## Given records
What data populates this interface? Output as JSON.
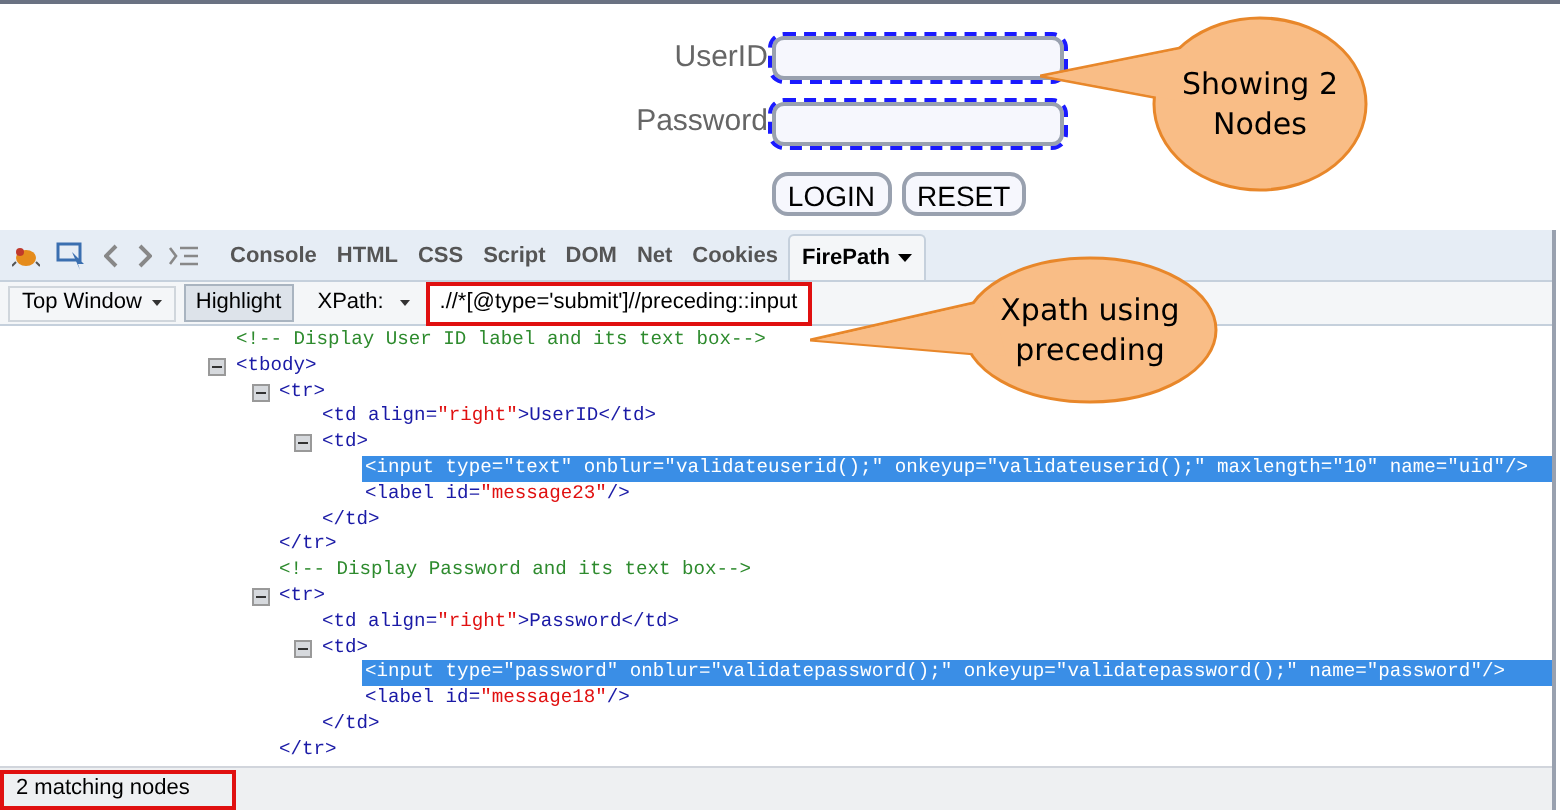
{
  "login_form": {
    "fields": [
      {
        "label": "UserID",
        "highlighted": true
      },
      {
        "label": "Password",
        "highlighted": true
      }
    ],
    "buttons": [
      "LOGIN",
      "RESET"
    ]
  },
  "callouts": [
    {
      "text": "Showing 2 Nodes"
    },
    {
      "text": "Xpath using preceding"
    }
  ],
  "devtools": {
    "tabs": [
      {
        "label": "Console",
        "selected": false
      },
      {
        "label": "HTML",
        "selected": false
      },
      {
        "label": "CSS",
        "selected": false
      },
      {
        "label": "Script",
        "selected": false
      },
      {
        "label": "DOM",
        "selected": false
      },
      {
        "label": "Net",
        "selected": false
      },
      {
        "label": "Cookies",
        "selected": false
      },
      {
        "label": "FirePath",
        "selected": true
      }
    ],
    "toolbar": {
      "frame_button": "Top Window",
      "highlight_button": {
        "label": "Highlight",
        "on": true
      },
      "xpath_label": "XPath:",
      "xpath_value": ".//*[@type='submit']//preceding::input",
      "xpath_annotated": true
    },
    "tree": [
      {
        "kind": "comment",
        "text": "<!-- Display User ID label and its text box-->"
      },
      {
        "kind": "element",
        "text": "<tbody>",
        "expanded": true,
        "children": [
          {
            "kind": "element",
            "text": "<tr>",
            "expanded": true,
            "closing": "</tr>",
            "children": [
              {
                "kind": "element",
                "text": "<td align=\"right\">UserID</td>"
              },
              {
                "kind": "element",
                "text": "<td>",
                "expanded": true,
                "closing": "</td>",
                "children": [
                  {
                    "kind": "element",
                    "text": "<input type=\"text\" onblur=\"validateuserid();\" onkeyup=\"validateuserid();\" maxlength=\"10\" name=\"uid\"/>",
                    "selected": true
                  },
                  {
                    "kind": "element",
                    "text": "<label id=\"message23\"/>",
                    "selected": false
                  }
                ]
              }
            ]
          },
          {
            "kind": "comment",
            "text": "<!-- Display Password and its text box-->"
          },
          {
            "kind": "element",
            "text": "<tr>",
            "expanded": true,
            "closing": "</tr>",
            "children": [
              {
                "kind": "element",
                "text": "<td align=\"right\">Password</td>"
              },
              {
                "kind": "element",
                "text": "<td>",
                "expanded": true,
                "closing": "</td>",
                "children": [
                  {
                    "kind": "element",
                    "text": "<input type=\"password\" onblur=\"validatepassword();\" onkeyup=\"validatepassword();\" name=\"password\"/>",
                    "selected": true
                  },
                  {
                    "kind": "element",
                    "text": "<label id=\"message18\"/>",
                    "selected": false
                  }
                ]
              }
            ]
          }
        ]
      }
    ],
    "status": {
      "text": "2 matching nodes",
      "annotated": true
    }
  }
}
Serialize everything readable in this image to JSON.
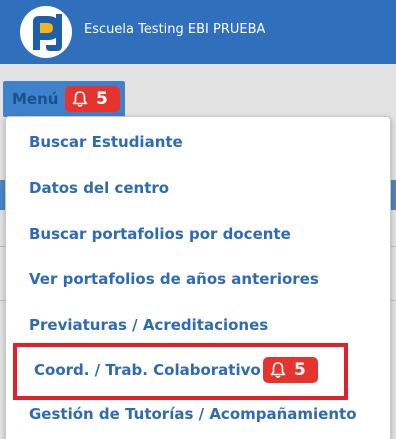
{
  "header": {
    "school_name": "Escuela Testing EBI PRUEBA",
    "background_color": "#2f6fbb",
    "logo_icon": "pd-logo-icon"
  },
  "menu": {
    "label": "Menú",
    "badge_count": "5",
    "badge_icon": "bell-icon",
    "badge_color": "#e4342d"
  },
  "dropdown": {
    "items": [
      {
        "label": "Buscar Estudiante"
      },
      {
        "label": "Datos del centro"
      },
      {
        "label": "Buscar portafolios por docente"
      },
      {
        "label": "Ver portafolios de años anteriores"
      },
      {
        "label": "Previaturas / Acreditaciones"
      },
      {
        "label": "Coord. / Trab. Colaborativo",
        "badge_count": "5",
        "highlighted": true
      },
      {
        "label": "Gestión de Tutorías / Acompañamiento"
      }
    ],
    "item_color": "#2e6bb0",
    "highlight_color": "#e0202a"
  }
}
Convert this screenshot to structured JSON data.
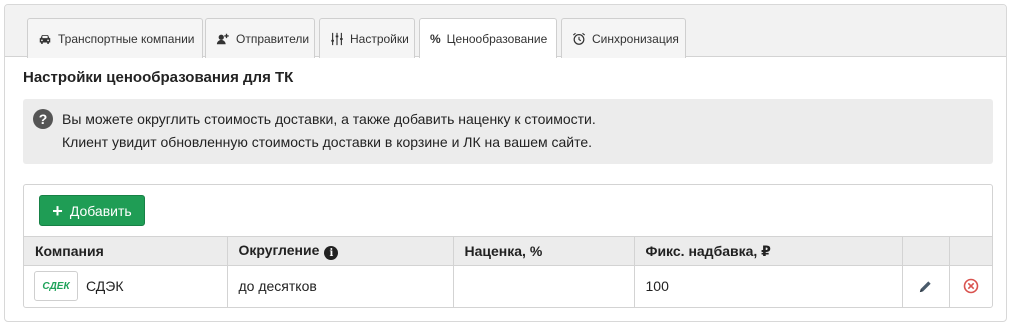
{
  "tabs": [
    {
      "label": "Транспортные компании",
      "icon": "car-icon"
    },
    {
      "label": "Отправители",
      "icon": "user-add-icon"
    },
    {
      "label": "Настройки",
      "icon": "sliders-icon"
    },
    {
      "label": "Ценообразование",
      "icon": "percent-icon",
      "symbol": "%",
      "active": true
    },
    {
      "label": "Синхронизация",
      "icon": "sync-clock-icon"
    }
  ],
  "page_title": "Настройки ценообразования для ТК",
  "info": {
    "icon_symbol": "?",
    "line1": "Вы можете округлить стоимость доставки, а также добавить наценку к стоимости.",
    "line2": "Клиент увидит обновленную стоимость доставки в корзине и ЛК на вашем сайте."
  },
  "add_button": {
    "symbol": "+",
    "label": "Добавить",
    "color": "#1f9d55"
  },
  "table": {
    "headers": {
      "company": "Компания",
      "rounding": "Округление",
      "rounding_info": "i",
      "markup": "Наценка, %",
      "fixed": "Фикс. надбавка, ₽"
    },
    "rows": [
      {
        "logo_text": "СДЕК",
        "company": "СДЭК",
        "rounding": "до десятков",
        "markup": "",
        "fixed": "100"
      }
    ]
  },
  "colors": {
    "delete": "#d9534f",
    "edit": "#4a5b6b"
  }
}
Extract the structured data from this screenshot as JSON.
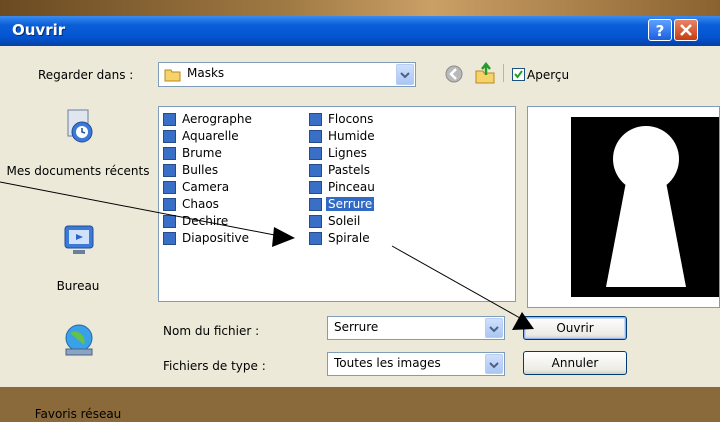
{
  "window": {
    "title": "Ouvrir"
  },
  "toolbar": {
    "look_in_label": "Regarder dans :",
    "look_in_value": "Masks",
    "preview_label": "Aperçu",
    "preview_checked": true
  },
  "places": [
    {
      "label": "Mes documents récents",
      "icon": "recent-documents-icon"
    },
    {
      "label": "Bureau",
      "icon": "desktop-icon"
    },
    {
      "label": "Favoris réseau",
      "icon": "network-places-icon"
    }
  ],
  "files": {
    "col1": [
      "Aerographe",
      "Aquarelle",
      "Brume",
      "Bulles",
      "Camera",
      "Chaos",
      "Dechire",
      "Diapositive"
    ],
    "col2": [
      "Flocons",
      "Humide",
      "Lignes",
      "Pastels",
      "Pinceau",
      "Serrure",
      "Soleil",
      "Spirale"
    ],
    "selected": "Serrure"
  },
  "form": {
    "filename_label": "Nom du fichier :",
    "filename_value": "Serrure",
    "filetype_label": "Fichiers de type :",
    "filetype_value": "Toutes les images"
  },
  "buttons": {
    "open": "Ouvrir",
    "cancel": "Annuler"
  },
  "colors": {
    "title_blue": "#0454d0",
    "selection": "#316ac5",
    "arrow": "#000000"
  }
}
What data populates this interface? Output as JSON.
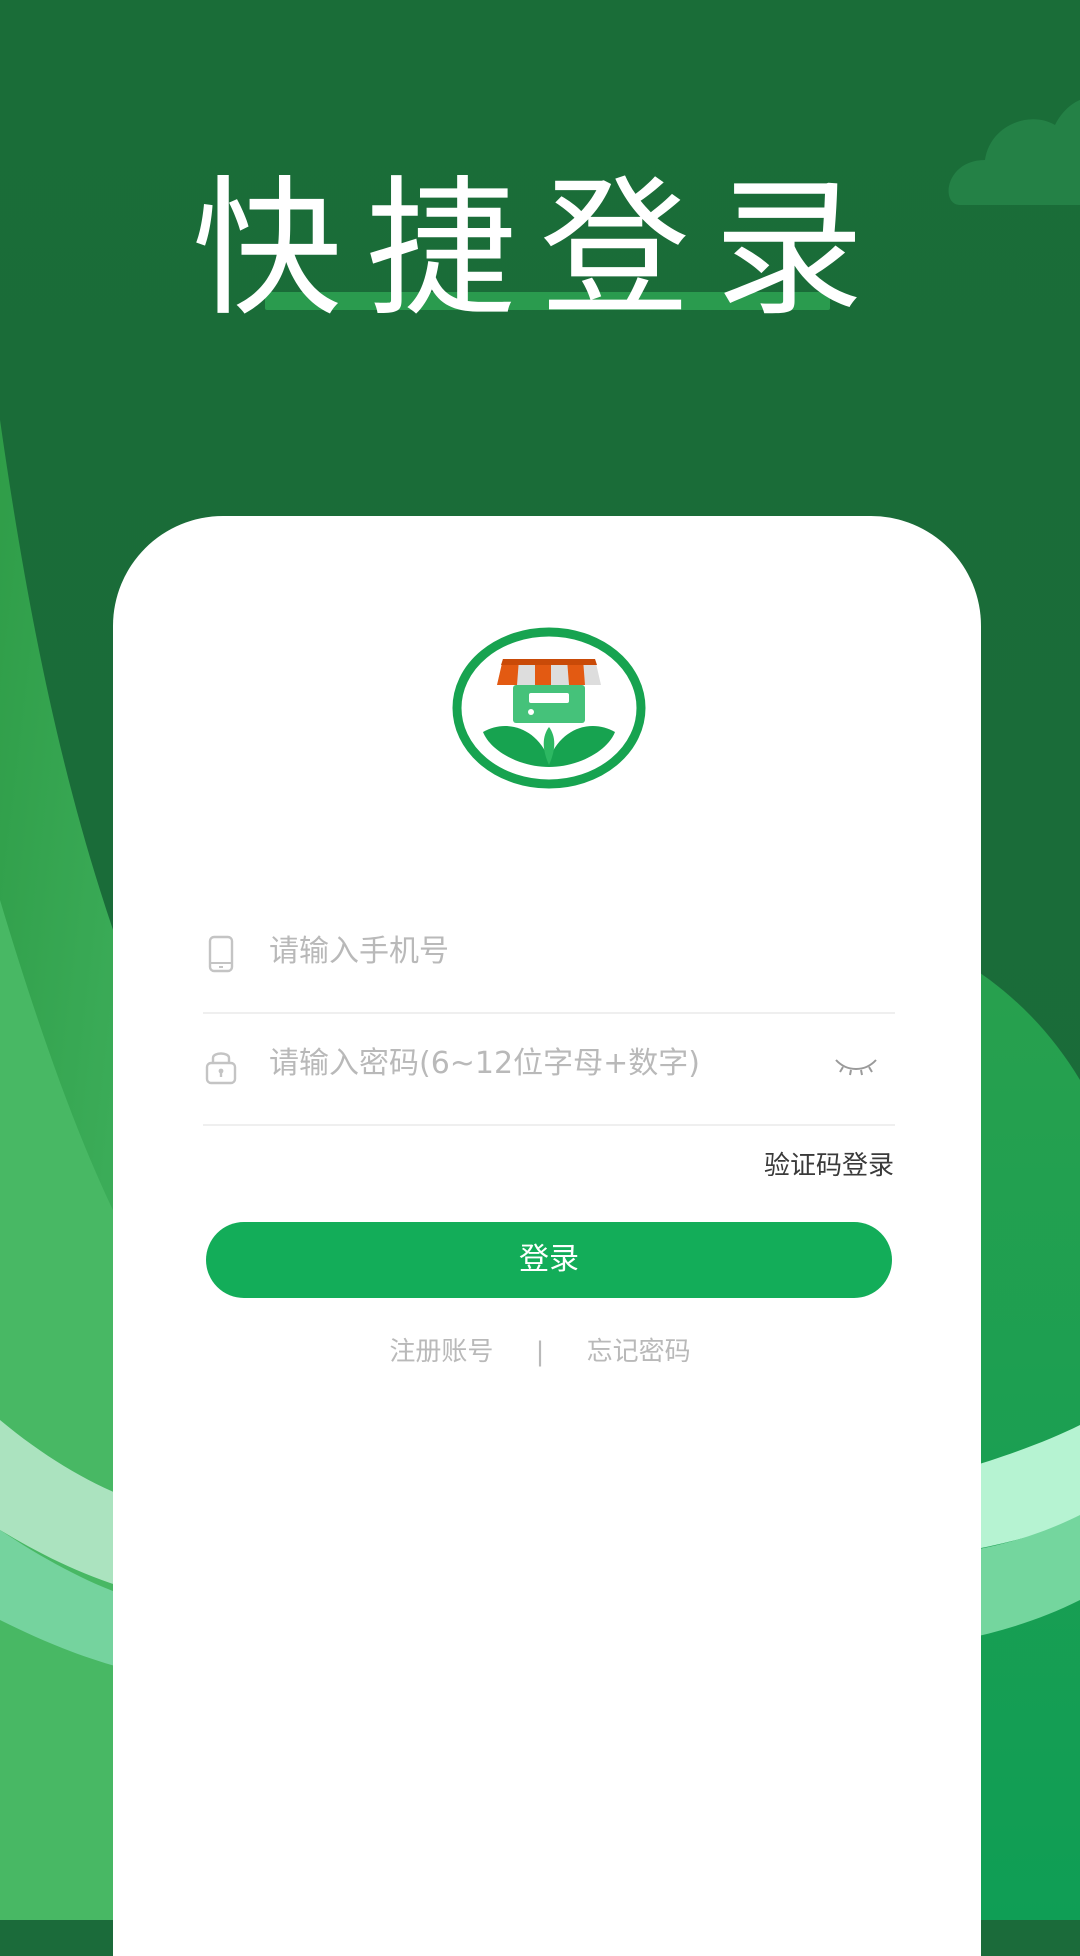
{
  "header": {
    "title": "快捷登录"
  },
  "form": {
    "phone_placeholder": "请输入手机号",
    "password_placeholder": "请输入密码(6~12位字母+数字)",
    "sms_login_label": "验证码登录",
    "login_button_label": "登录"
  },
  "footer_links": {
    "register_label": "注册账号",
    "separator": "|",
    "forgot_password_label": "忘记密码"
  },
  "icons": {
    "phone": "phone-icon",
    "lock": "lock-icon",
    "eye": "eye-closed-icon",
    "logo": "store-leaf-logo"
  },
  "colors": {
    "brand_green": "#13ad59",
    "background_dark": "#1b6b3a",
    "placeholder_gray": "#b9b9b9"
  }
}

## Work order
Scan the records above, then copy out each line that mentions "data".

## Answer for this exercise
What data populates this interface? Output as JSON.
Convert this screenshot to structured JSON data.
Extract the structured data from this screenshot as JSON.
What data populates this interface? Output as JSON.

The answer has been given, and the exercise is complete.